Second, we need to effectively enforce our existing campaign finance laws.  In 2016, former Congressman Bob Beauprez was fined a record-breaking sum for setting up a complex corporate structure that shielded the identities of his donors who supported his so-called “charity” that he used to influence state legislative races. Such cases are rare, however, because it is up to private citizens to bankroll investigations and file civil complaints.  We need our Attorney General’s office to help support and pursue such investigations and complaints.  As AG, I would push for legislation authorizing the AG’s office to pursue such actions.

Finally, Colorado should pass a Disclose Act, modeled on a law passed in Montana, that would directly restrict the ability of firms to spend money in Colorado elections without disclosing their donors.  Montana passed such a law, on a bipartisan basis, after press accounts of how prior “dark money” campaigns in Montana (and Colorado) had sought to influence elections and coordinate with candidates (in violation of the law).  Colorado should also tighten up its campaign finance laws, fixing the loophole that allowed the group that falsely attacked Zenzinger to disclose its donors only after the damage was done.  In a move to stop this sort of abuse, Denver recently adopted an ordinance designed to address the fear that “a proliferation of anonymous attack ads and mailers that try to puff up one candidate or cut down another without disclosing who’s behind them” will influence our local elections.  Notably, the Denver law introduces three important fixes to campaign finance: (1) Groups would be required to identify themselves on advertisements; (2) donors (of $25 or more) to any group spending money to influence elections would have to be identified; and (3) spending of more than $1,000 on electioneering would require disclosure within two days.

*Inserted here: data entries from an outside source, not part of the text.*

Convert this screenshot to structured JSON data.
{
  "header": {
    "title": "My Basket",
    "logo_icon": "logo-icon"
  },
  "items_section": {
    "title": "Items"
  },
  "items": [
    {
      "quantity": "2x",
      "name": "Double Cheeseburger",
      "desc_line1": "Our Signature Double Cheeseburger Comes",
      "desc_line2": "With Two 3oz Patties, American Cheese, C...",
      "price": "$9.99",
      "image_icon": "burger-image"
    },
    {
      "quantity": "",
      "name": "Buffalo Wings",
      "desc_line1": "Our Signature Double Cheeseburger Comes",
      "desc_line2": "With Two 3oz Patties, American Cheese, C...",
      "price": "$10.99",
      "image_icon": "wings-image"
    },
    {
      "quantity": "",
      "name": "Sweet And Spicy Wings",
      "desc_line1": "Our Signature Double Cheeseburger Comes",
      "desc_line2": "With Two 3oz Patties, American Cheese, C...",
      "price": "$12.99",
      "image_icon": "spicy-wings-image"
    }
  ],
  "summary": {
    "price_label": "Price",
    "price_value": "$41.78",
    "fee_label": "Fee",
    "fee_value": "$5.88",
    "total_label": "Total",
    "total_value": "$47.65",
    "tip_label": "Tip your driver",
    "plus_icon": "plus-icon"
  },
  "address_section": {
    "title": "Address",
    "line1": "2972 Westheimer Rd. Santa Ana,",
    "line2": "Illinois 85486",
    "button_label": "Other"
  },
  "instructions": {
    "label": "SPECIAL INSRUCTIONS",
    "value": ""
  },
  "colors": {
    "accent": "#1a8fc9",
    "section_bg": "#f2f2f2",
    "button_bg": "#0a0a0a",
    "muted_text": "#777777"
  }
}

Our constitutional democracy is under threat from a number of challenges, including how campaigns are financed.  I believe voters need to know who is seeking to influence them and that the continued growth of dark money is leading to more attack ads and more cynicism.  We in Colorado need to do our part to protect our democracy.  As our next Attorney General, I will make this a top priority.